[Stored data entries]
===

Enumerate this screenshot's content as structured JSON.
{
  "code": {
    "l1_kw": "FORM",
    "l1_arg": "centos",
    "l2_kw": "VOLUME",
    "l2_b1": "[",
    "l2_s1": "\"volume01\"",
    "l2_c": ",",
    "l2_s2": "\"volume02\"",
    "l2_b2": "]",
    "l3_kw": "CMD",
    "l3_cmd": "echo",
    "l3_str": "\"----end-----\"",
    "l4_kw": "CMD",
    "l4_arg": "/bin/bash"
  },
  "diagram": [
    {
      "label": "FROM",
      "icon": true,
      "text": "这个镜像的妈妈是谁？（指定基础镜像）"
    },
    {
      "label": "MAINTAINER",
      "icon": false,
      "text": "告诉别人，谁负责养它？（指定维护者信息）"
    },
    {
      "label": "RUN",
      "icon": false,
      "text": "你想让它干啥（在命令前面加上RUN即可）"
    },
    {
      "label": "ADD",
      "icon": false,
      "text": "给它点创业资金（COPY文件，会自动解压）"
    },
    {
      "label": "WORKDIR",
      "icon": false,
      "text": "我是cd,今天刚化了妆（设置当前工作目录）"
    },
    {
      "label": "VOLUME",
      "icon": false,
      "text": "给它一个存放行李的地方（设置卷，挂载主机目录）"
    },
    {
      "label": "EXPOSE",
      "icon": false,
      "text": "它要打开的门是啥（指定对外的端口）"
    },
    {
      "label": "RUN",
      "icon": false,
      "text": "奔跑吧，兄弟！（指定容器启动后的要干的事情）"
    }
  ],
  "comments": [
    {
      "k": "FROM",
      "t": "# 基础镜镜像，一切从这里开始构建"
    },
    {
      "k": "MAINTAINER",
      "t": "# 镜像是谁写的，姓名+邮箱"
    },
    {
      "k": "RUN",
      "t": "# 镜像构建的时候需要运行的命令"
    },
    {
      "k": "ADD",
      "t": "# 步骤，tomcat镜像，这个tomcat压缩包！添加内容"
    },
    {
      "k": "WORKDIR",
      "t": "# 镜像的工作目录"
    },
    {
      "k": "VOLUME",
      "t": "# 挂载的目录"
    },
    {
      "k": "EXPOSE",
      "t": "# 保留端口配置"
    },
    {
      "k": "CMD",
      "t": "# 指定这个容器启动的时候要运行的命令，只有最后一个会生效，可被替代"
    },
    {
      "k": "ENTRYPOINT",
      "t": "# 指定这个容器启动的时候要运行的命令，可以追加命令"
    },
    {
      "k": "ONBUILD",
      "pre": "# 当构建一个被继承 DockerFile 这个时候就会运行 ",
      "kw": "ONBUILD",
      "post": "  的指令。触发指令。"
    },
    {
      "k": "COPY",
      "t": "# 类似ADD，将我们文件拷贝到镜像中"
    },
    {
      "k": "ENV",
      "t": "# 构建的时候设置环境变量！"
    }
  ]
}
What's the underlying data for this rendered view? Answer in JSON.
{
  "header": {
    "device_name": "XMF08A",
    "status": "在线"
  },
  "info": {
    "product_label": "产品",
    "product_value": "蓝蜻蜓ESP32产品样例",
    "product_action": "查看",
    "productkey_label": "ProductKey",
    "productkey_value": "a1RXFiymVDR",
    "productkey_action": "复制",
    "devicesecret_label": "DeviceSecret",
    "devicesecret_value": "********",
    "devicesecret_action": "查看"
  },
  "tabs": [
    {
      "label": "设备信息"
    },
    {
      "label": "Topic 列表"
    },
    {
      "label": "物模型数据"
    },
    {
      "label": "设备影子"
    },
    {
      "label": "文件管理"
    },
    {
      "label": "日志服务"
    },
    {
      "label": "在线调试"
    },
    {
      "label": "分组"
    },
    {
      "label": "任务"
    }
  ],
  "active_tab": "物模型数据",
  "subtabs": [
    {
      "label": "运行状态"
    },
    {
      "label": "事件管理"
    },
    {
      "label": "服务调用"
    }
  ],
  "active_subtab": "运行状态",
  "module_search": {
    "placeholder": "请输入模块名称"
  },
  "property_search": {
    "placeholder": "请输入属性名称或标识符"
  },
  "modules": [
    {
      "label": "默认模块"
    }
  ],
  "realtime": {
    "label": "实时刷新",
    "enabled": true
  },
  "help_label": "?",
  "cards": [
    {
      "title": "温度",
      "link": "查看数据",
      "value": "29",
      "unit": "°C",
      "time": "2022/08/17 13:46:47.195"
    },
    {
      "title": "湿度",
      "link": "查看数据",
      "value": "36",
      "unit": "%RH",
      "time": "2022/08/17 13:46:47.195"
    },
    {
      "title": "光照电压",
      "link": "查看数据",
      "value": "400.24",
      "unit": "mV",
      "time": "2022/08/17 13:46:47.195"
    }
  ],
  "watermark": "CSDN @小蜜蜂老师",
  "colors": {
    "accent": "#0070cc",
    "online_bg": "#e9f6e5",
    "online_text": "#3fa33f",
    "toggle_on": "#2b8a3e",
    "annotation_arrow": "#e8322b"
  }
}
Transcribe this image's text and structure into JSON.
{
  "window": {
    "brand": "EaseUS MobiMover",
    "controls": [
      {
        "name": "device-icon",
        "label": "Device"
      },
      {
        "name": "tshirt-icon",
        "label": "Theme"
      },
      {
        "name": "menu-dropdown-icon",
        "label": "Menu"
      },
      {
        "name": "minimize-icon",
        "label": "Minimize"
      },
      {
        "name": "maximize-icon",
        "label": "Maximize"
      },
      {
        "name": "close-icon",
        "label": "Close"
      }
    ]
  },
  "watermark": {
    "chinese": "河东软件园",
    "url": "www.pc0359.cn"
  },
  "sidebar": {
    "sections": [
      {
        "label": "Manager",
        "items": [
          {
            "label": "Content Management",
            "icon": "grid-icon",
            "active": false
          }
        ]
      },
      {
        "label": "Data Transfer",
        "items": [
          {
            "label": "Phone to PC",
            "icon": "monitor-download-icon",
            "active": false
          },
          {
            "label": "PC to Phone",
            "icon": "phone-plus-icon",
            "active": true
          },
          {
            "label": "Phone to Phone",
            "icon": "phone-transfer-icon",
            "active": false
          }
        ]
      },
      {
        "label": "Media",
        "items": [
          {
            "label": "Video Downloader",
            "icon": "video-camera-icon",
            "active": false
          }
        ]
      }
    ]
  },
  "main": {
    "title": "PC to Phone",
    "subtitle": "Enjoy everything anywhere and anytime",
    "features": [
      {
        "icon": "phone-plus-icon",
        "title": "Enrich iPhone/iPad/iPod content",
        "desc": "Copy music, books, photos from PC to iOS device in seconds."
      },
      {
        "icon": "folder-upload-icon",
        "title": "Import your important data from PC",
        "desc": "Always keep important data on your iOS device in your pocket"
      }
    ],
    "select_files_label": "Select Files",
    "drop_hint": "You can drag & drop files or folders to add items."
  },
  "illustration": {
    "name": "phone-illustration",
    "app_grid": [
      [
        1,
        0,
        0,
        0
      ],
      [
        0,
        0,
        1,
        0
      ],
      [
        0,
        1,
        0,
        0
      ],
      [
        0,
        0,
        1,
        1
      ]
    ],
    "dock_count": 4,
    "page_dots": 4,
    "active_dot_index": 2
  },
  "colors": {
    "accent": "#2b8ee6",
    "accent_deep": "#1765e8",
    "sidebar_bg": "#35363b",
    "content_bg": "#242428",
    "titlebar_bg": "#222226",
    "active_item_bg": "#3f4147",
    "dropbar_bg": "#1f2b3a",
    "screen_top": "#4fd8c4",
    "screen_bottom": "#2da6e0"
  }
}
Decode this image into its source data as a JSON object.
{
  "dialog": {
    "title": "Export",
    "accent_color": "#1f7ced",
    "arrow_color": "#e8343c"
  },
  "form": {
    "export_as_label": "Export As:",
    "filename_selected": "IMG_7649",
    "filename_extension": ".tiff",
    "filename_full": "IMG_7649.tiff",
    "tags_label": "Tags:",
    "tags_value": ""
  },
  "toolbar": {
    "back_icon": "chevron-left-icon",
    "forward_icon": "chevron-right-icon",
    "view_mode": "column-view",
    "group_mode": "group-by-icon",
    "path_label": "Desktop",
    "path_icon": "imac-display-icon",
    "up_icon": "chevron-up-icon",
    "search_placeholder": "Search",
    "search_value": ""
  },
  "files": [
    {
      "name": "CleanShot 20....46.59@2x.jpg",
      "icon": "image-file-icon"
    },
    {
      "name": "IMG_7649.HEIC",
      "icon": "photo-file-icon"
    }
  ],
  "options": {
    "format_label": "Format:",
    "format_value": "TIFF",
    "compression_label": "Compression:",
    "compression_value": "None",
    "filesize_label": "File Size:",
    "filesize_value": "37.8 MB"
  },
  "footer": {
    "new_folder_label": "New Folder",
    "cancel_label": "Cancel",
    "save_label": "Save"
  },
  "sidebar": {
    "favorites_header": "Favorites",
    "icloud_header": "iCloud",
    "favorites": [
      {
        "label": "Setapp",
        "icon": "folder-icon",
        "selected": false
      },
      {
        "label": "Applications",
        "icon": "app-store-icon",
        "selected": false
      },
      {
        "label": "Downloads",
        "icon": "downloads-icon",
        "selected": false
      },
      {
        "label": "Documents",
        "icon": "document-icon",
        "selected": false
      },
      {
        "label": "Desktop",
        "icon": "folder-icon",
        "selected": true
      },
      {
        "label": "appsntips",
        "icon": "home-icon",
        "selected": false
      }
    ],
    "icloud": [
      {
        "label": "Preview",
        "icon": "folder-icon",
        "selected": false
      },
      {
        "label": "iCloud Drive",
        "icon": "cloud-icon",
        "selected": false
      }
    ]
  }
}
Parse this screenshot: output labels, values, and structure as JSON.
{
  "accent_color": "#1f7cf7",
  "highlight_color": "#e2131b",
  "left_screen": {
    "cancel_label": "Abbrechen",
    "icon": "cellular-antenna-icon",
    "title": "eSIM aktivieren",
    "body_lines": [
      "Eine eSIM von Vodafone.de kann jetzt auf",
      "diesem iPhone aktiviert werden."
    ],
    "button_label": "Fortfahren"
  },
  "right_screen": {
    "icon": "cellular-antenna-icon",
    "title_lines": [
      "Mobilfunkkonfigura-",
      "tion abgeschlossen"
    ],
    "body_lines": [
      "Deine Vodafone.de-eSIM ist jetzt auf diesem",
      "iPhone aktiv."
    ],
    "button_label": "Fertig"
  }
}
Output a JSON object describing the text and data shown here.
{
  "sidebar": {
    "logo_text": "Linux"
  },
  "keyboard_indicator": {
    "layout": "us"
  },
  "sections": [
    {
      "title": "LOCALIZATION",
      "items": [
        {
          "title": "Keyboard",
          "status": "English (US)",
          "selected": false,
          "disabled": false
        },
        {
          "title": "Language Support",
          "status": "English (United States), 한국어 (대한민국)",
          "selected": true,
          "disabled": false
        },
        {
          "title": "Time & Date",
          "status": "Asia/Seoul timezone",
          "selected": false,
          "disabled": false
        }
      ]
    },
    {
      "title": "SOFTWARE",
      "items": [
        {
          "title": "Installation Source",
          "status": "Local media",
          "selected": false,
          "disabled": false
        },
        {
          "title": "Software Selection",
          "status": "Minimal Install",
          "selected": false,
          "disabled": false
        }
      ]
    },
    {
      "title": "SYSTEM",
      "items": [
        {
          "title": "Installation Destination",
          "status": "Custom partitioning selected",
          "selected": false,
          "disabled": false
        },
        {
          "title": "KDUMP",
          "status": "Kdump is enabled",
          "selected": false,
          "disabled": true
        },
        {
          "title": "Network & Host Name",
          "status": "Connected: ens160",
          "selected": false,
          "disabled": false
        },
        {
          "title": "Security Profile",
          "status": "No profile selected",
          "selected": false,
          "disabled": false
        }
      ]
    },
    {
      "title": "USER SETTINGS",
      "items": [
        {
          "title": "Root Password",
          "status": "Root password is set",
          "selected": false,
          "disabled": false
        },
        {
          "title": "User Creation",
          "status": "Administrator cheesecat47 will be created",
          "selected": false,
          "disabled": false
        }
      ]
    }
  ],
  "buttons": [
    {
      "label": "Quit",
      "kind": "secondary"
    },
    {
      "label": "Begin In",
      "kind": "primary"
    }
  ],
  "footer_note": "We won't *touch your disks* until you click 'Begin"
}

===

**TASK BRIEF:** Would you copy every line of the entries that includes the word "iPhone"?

**TASK SOLUTION:**
        "title": "Enrich iPhone/iPad/iPod content",
      "diesem iPhone aktiviert werden."
      "iPhone aktiv."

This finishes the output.